Requirement: Write every line below out again, exactly as given, but leave out the pictures.

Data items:
********************

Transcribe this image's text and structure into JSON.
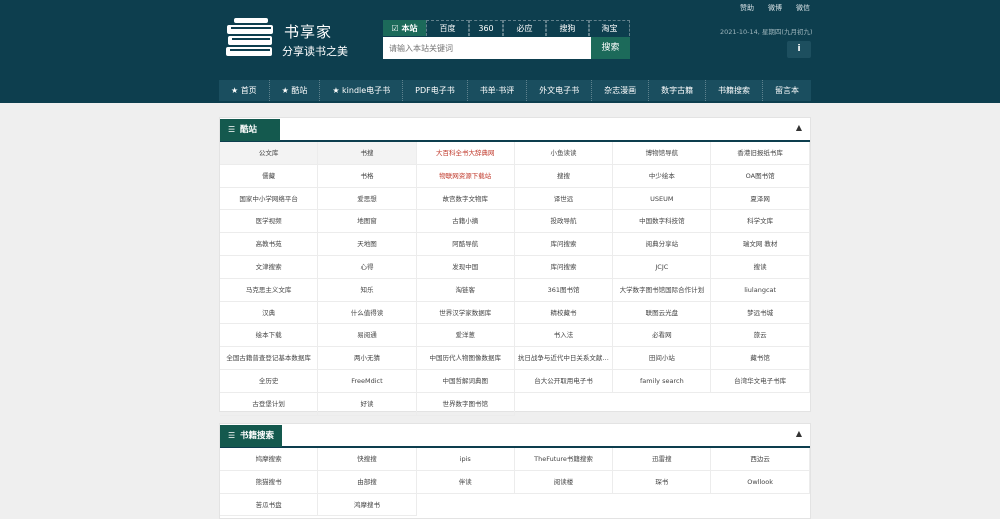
{
  "site": {
    "title": "书享家",
    "subtitle": "分享读书之美"
  },
  "search": {
    "tabs": [
      "本站",
      "百度",
      "360",
      "必应",
      "搜狗",
      "淘宝"
    ],
    "placeholder": "请输入本站关键词",
    "button": "搜索"
  },
  "toplinks": [
    "赞助",
    "微博",
    "微信"
  ],
  "date": "2021-10-14, 星期四(九月初九)",
  "info_icon": "i",
  "nav": [
    {
      "label": "首页",
      "star": true
    },
    {
      "label": "酷站",
      "star": true
    },
    {
      "label": "kindle电子书",
      "star": true
    },
    {
      "label": "PDF电子书",
      "star": false
    },
    {
      "label": "书单·书评",
      "star": false
    },
    {
      "label": "外文电子书",
      "star": false
    },
    {
      "label": "杂志漫画",
      "star": false
    },
    {
      "label": "数字古籍",
      "star": false
    },
    {
      "label": "书籍搜索",
      "star": false
    },
    {
      "label": "留言本",
      "star": false
    }
  ],
  "panel_kuzhan": {
    "title": "酷站",
    "title_icon": "list-icon",
    "collapse_icon": "chevron-up-icon",
    "items": [
      {
        "label": "公文库",
        "style": "gray"
      },
      {
        "label": "书搜",
        "style": "gray"
      },
      {
        "label": "大百科全书大辞典网",
        "style": "red"
      },
      {
        "label": "小鱼读读",
        "style": ""
      },
      {
        "label": "博物馆导航",
        "style": ""
      },
      {
        "label": "香港旧报纸书库",
        "style": ""
      },
      {
        "label": "儒藏",
        "style": ""
      },
      {
        "label": "书格",
        "style": ""
      },
      {
        "label": "物联网资源下载站",
        "style": "red"
      },
      {
        "label": "搜搜",
        "style": ""
      },
      {
        "label": "中少绘本",
        "style": ""
      },
      {
        "label": "OA图书馆",
        "style": ""
      },
      {
        "label": "国家中小学网络平台",
        "style": ""
      },
      {
        "label": "爱思想",
        "style": ""
      },
      {
        "label": "故宫数字文物库",
        "style": ""
      },
      {
        "label": "译世远",
        "style": ""
      },
      {
        "label": "USEUM",
        "style": ""
      },
      {
        "label": "夏泽网",
        "style": ""
      },
      {
        "label": "医学视频",
        "style": ""
      },
      {
        "label": "地图窗",
        "style": ""
      },
      {
        "label": "古籍小摘",
        "style": ""
      },
      {
        "label": "投政导航",
        "style": ""
      },
      {
        "label": "中国数字科技馆",
        "style": ""
      },
      {
        "label": "科学文库",
        "style": ""
      },
      {
        "label": "高教书苑",
        "style": ""
      },
      {
        "label": "天地图",
        "style": ""
      },
      {
        "label": "阿酷导航",
        "style": ""
      },
      {
        "label": "库问搜索",
        "style": ""
      },
      {
        "label": "阅典分享站",
        "style": ""
      },
      {
        "label": "瑞文网 教材",
        "style": ""
      },
      {
        "label": "文津搜索",
        "style": ""
      },
      {
        "label": "心得",
        "style": ""
      },
      {
        "label": "发现中国",
        "style": ""
      },
      {
        "label": "库问搜索",
        "style": ""
      },
      {
        "label": "JCJC",
        "style": ""
      },
      {
        "label": "搜读",
        "style": ""
      },
      {
        "label": "马克思主义文库",
        "style": ""
      },
      {
        "label": "知乐",
        "style": ""
      },
      {
        "label": "淘链客",
        "style": ""
      },
      {
        "label": "361图书馆",
        "style": ""
      },
      {
        "label": "大学数字图书馆国际合作计划",
        "style": ""
      },
      {
        "label": "liulangcat",
        "style": ""
      },
      {
        "label": "汉典",
        "style": ""
      },
      {
        "label": "什么值得读",
        "style": ""
      },
      {
        "label": "世界汉学家数据库",
        "style": ""
      },
      {
        "label": "精校藏书",
        "style": ""
      },
      {
        "label": "联图云光盘",
        "style": ""
      },
      {
        "label": "梦远书城",
        "style": ""
      },
      {
        "label": "绘本下载",
        "style": ""
      },
      {
        "label": "易阅通",
        "style": ""
      },
      {
        "label": "爱洋葱",
        "style": ""
      },
      {
        "label": "书入法",
        "style": ""
      },
      {
        "label": "必看网",
        "style": ""
      },
      {
        "label": "旅云",
        "style": ""
      },
      {
        "label": "全国古籍普查登记基本数据库",
        "style": ""
      },
      {
        "label": "两小无猜",
        "style": ""
      },
      {
        "label": "中国历代人物图像数据库",
        "style": ""
      },
      {
        "label": "抗日战争与近代中日关系文献数据平台",
        "style": ""
      },
      {
        "label": "田间小站",
        "style": ""
      },
      {
        "label": "藏书馆",
        "style": ""
      },
      {
        "label": "全历史",
        "style": ""
      },
      {
        "label": "FreeMdict",
        "style": ""
      },
      {
        "label": "中国哲解词典图",
        "style": ""
      },
      {
        "label": "台大公开取用电子书",
        "style": ""
      },
      {
        "label": "family search",
        "style": ""
      },
      {
        "label": "台湾华文电子书库",
        "style": ""
      },
      {
        "label": "古登堡计划",
        "style": ""
      },
      {
        "label": "好读",
        "style": ""
      },
      {
        "label": "世界数字图书馆",
        "style": ""
      }
    ]
  },
  "panel_search": {
    "title": "书籍搜索",
    "title_icon": "list-icon",
    "collapse_icon": "chevron-up-icon",
    "items": [
      {
        "label": "鸠摩搜索",
        "style": ""
      },
      {
        "label": "快搜搜",
        "style": ""
      },
      {
        "label": "ipis",
        "style": ""
      },
      {
        "label": "TheFuture书籍搜索",
        "style": ""
      },
      {
        "label": "迅雷搜",
        "style": ""
      },
      {
        "label": "西边云",
        "style": ""
      },
      {
        "label": "熊猫搜书",
        "style": ""
      },
      {
        "label": "由部搜",
        "style": ""
      },
      {
        "label": "伴读",
        "style": ""
      },
      {
        "label": "阅读楼",
        "style": ""
      },
      {
        "label": "琛书",
        "style": ""
      },
      {
        "label": "Owllook",
        "style": ""
      },
      {
        "label": "苦瓜书盘",
        "style": ""
      },
      {
        "label": "鸿摩搜书",
        "style": ""
      }
    ]
  }
}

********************

Response box:
Transcribe this image's text and structure into JSON.
{
  "site": {
    "title": "书享家",
    "subtitle": "分享读书之美"
  },
  "search": {
    "tabs": [
      "本站",
      "百度",
      "360",
      "必应",
      "搜狗",
      "淘宝"
    ],
    "placeholder": "请输入本站关键词",
    "button": "搜索"
  },
  "toplinks": [
    "赞助",
    "微博",
    "微信"
  ],
  "date": "2021-10-14, 星期四(九月初九)",
  "info_icon": "i",
  "nav": [
    {
      "label": "首页",
      "star": true
    },
    {
      "label": "酷站",
      "star": true
    },
    {
      "label": "kindle电子书",
      "star": true
    },
    {
      "label": "PDF电子书",
      "star": false
    },
    {
      "label": "书单·书评",
      "star": false
    },
    {
      "label": "外文电子书",
      "star": false
    },
    {
      "label": "杂志漫画",
      "star": false
    },
    {
      "label": "数字古籍",
      "star": false
    },
    {
      "label": "书籍搜索",
      "star": false
    },
    {
      "label": "留言本",
      "star": false
    }
  ],
  "panel_kuzhan": {
    "title": "酷站",
    "title_icon": "list-icon",
    "collapse_icon": "chevron-up-icon",
    "items": [
      {
        "label": "公文库",
        "style": "gray"
      },
      {
        "label": "书搜",
        "style": "gray"
      },
      {
        "label": "大百科全书大辞典网",
        "style": "red"
      },
      {
        "label": "小鱼读读",
        "style": ""
      },
      {
        "label": "博物馆导航",
        "style": ""
      },
      {
        "label": "香港旧报纸书库",
        "style": ""
      },
      {
        "label": "儒藏",
        "style": ""
      },
      {
        "label": "书格",
        "style": ""
      },
      {
        "label": "物联网资源下载站",
        "style": "red"
      },
      {
        "label": "搜搜",
        "style": ""
      },
      {
        "label": "中少绘本",
        "style": ""
      },
      {
        "label": "OA图书馆",
        "style": ""
      },
      {
        "label": "国家中小学网络平台",
        "style": ""
      },
      {
        "label": "爱思想",
        "style": ""
      },
      {
        "label": "故宫数字文物库",
        "style": ""
      },
      {
        "label": "译世远",
        "style": ""
      },
      {
        "label": "USEUM",
        "style": ""
      },
      {
        "label": "夏泽网",
        "style": ""
      },
      {
        "label": "医学视频",
        "style": ""
      },
      {
        "label": "地图窗",
        "style": ""
      },
      {
        "label": "古籍小摘",
        "style": ""
      },
      {
        "label": "投政导航",
        "style": ""
      },
      {
        "label": "中国数字科技馆",
        "style": ""
      },
      {
        "label": "科学文库",
        "style": ""
      },
      {
        "label": "高教书苑",
        "style": ""
      },
      {
        "label": "天地图",
        "style": ""
      },
      {
        "label": "阿酷导航",
        "style": ""
      },
      {
        "label": "库问搜索",
        "style": ""
      },
      {
        "label": "阅典分享站",
        "style": ""
      },
      {
        "label": "瑞文网 教材",
        "style": ""
      },
      {
        "label": "文津搜索",
        "style": ""
      },
      {
        "label": "心得",
        "style": ""
      },
      {
        "label": "发现中国",
        "style": ""
      },
      {
        "label": "库问搜索",
        "style": ""
      },
      {
        "label": "JCJC",
        "style": ""
      },
      {
        "label": "搜读",
        "style": ""
      },
      {
        "label": "马克思主义文库",
        "style": ""
      },
      {
        "label": "知乐",
        "style": ""
      },
      {
        "label": "淘链客",
        "style": ""
      },
      {
        "label": "361图书馆",
        "style": ""
      },
      {
        "label": "大学数字图书馆国际合作计划",
        "style": ""
      },
      {
        "label": "liulangcat",
        "style": ""
      },
      {
        "label": "汉典",
        "style": ""
      },
      {
        "label": "什么值得读",
        "style": ""
      },
      {
        "label": "世界汉学家数据库",
        "style": ""
      },
      {
        "label": "精校藏书",
        "style": ""
      },
      {
        "label": "联图云光盘",
        "style": ""
      },
      {
        "label": "梦远书城",
        "style": ""
      },
      {
        "label": "绘本下载",
        "style": ""
      },
      {
        "label": "易阅通",
        "style": ""
      },
      {
        "label": "爱洋葱",
        "style": ""
      },
      {
        "label": "书入法",
        "style": ""
      },
      {
        "label": "必看网",
        "style": ""
      },
      {
        "label": "旅云",
        "style": ""
      },
      {
        "label": "全国古籍普查登记基本数据库",
        "style": ""
      },
      {
        "label": "两小无猜",
        "style": ""
      },
      {
        "label": "中国历代人物图像数据库",
        "style": ""
      },
      {
        "label": "抗日战争与近代中日关系文献数据平台",
        "style": ""
      },
      {
        "label": "田间小站",
        "style": ""
      },
      {
        "label": "藏书馆",
        "style": ""
      },
      {
        "label": "全历史",
        "style": ""
      },
      {
        "label": "FreeMdict",
        "style": ""
      },
      {
        "label": "中国哲解词典图",
        "style": ""
      },
      {
        "label": "台大公开取用电子书",
        "style": ""
      },
      {
        "label": "family search",
        "style": ""
      },
      {
        "label": "台湾华文电子书库",
        "style": ""
      },
      {
        "label": "古登堡计划",
        "style": ""
      },
      {
        "label": "好读",
        "style": ""
      },
      {
        "label": "世界数字图书馆",
        "style": ""
      }
    ]
  },
  "panel_search": {
    "title": "书籍搜索",
    "title_icon": "list-icon",
    "collapse_icon": "chevron-up-icon",
    "items": [
      {
        "label": "鸠摩搜索",
        "style": ""
      },
      {
        "label": "快搜搜",
        "style": ""
      },
      {
        "label": "ipis",
        "style": ""
      },
      {
        "label": "TheFuture书籍搜索",
        "style": ""
      },
      {
        "label": "迅雷搜",
        "style": ""
      },
      {
        "label": "西边云",
        "style": ""
      },
      {
        "label": "熊猫搜书",
        "style": ""
      },
      {
        "label": "由部搜",
        "style": ""
      },
      {
        "label": "伴读",
        "style": ""
      },
      {
        "label": "阅读楼",
        "style": ""
      },
      {
        "label": "琛书",
        "style": ""
      },
      {
        "label": "Owllook",
        "style": ""
      },
      {
        "label": "苦瓜书盘",
        "style": ""
      },
      {
        "label": "鸿摩搜书",
        "style": ""
      }
    ]
  }
}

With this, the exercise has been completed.